Can a smaller ballpark whip up a bigger menu? A better menu? Our mouths are watering at the possibilities but our boilers are gurgling considering the source.

Noticed on MetsBlog [1] that Aramark has reupped as the Mets' food concessionaire for the first thirty years of the Citi Field era. In fact, we (and/or our descendants) will be attempting to swallow what Aramark sells us after the initial Citi name-licensing deal expires in 2029.

I hope whatever the 'Mark is cooking is a vast step up over the prevailing Shea cuisine which has presumably been its responsibility. We just kind of assume it will be tastier because what's the point of building a whole new ballpark if you're not going to improve everything that can be improved? My latter-day romanticizing of Shea stops square at the knish counter. The food, with the occasional quirky exception (keep Daruma!), has been uniformly lousy and overpriced forever. It's a mortal lock to remain overpriced but maybe the culinary scouting report will improve when we move ever so slightly east.

According to the Aramark release [2], they handle a whole slew of ballparks, some of which I've attended, a few where I've dined not unhappily. They don't have Busch, which is too bad, because the food selection was awesome at Busch last summer. Things I hadn't even thought you could stand on line for (a fairly short line at that) and buy at a ballgame without going through some fancy-pants restaurant were off-the-charts delightful: a club sandwich, for example. A root beer float, for crissake. Get me a club sandwich and a root beer float and I'll be one happy camper.
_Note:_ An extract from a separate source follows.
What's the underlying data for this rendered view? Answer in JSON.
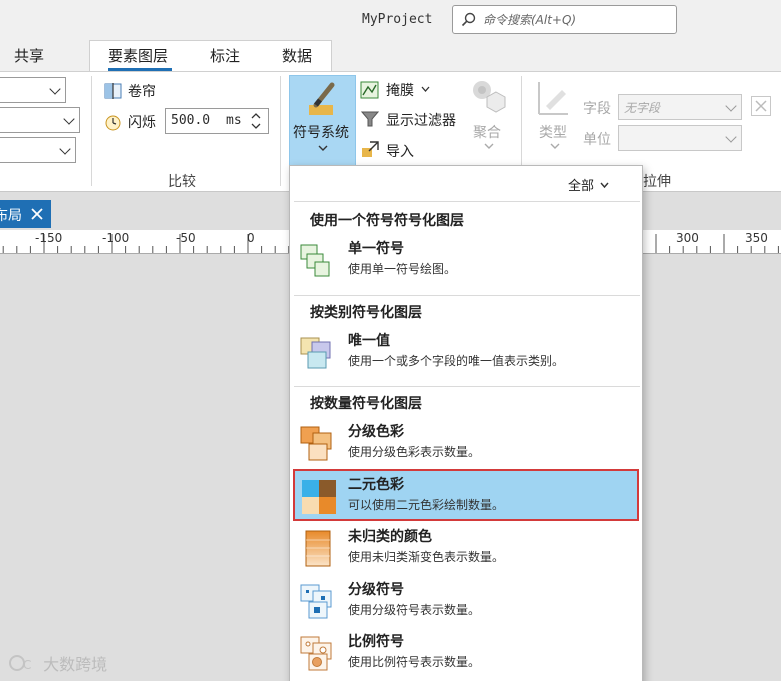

Aramark's got Citizens Bank Park among its clientele. I didn't have the patience to wait for the cheesesteak in Philly three years ago and bought nachos. The cheese sauce was whipped by the wind, but what we managed to recover from our shirts wasn't bad. That's a good sign, I suppose.

If Aramark forgets to pack the chicken tenders for the move to Citi Field, they'll have my everlasting appreciation. The last time I saw the Diamondbacks at Shea before Friday night was August 2004. That was also the last time I had the chicken tenders. “Tender” does not describe my postgame reaction to them. Just knowing they are still served somewhere behind where I sit stirs the queasiness quotient. If chicken tenders are running amok in the mezzanine, can we be sure we won't be trading for Armando Benitez again?

I have indigestion issues to begin with and given my ballgame volume of late (eleven this year), I've taken to traveling with my own turkey sandwiches in gastric self-defense. But quite frankly I get bored by my discipline and peckish by the seventh. Last Friday I broke down and paid $4.75 for the Nathan's fries. Well, $ .25 for the fries, $4.50 for the grease. That doesn't happen at Nathan's.

I'll keep an open mind and, not surprisingly, an open mouth. But I hope this isn't like re-signing Bobby Bonilla and expecting him to be not Bobby Bonilla after all your experience with him has indicated he will never be anything but Bobby Bonilla.

Who I think may have grabbed a few chicken tenders on his way out the door.